• [What needs to be done] What follows is a set of records; give them all back exactly.
-- Data listing follows --
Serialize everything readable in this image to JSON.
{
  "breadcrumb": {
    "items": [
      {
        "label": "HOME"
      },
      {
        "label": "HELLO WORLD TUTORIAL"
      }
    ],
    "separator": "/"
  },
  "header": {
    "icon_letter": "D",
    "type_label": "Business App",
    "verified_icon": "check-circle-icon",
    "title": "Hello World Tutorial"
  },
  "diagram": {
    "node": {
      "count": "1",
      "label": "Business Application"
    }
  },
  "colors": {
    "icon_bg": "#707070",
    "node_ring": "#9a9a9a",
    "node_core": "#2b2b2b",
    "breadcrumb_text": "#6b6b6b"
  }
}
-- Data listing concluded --
• [Solution]
Serialize everything readable in this image to JSON.
{
  "breadcrumb": {
    "items": [
      {
        "label": "HOME"
      },
      {
        "label": "HELLO WORLD TUTORIAL"
      }
    ],
    "separator": "/"
  },
  "header": {
    "icon_letter": "D",
    "type_label": "Business App",
    "verified_icon": "check-circle-icon",
    "title": "Hello World Tutorial"
  },
  "diagram": {
    "node": {
      "count": "1",
      "label": "Business Application"
    }
  },
  "colors": {
    "icon_bg": "#707070",
    "node_ring": "#9a9a9a",
    "node_core": "#2b2b2b",
    "breadcrumb_text": "#6b6b6b"
  }
}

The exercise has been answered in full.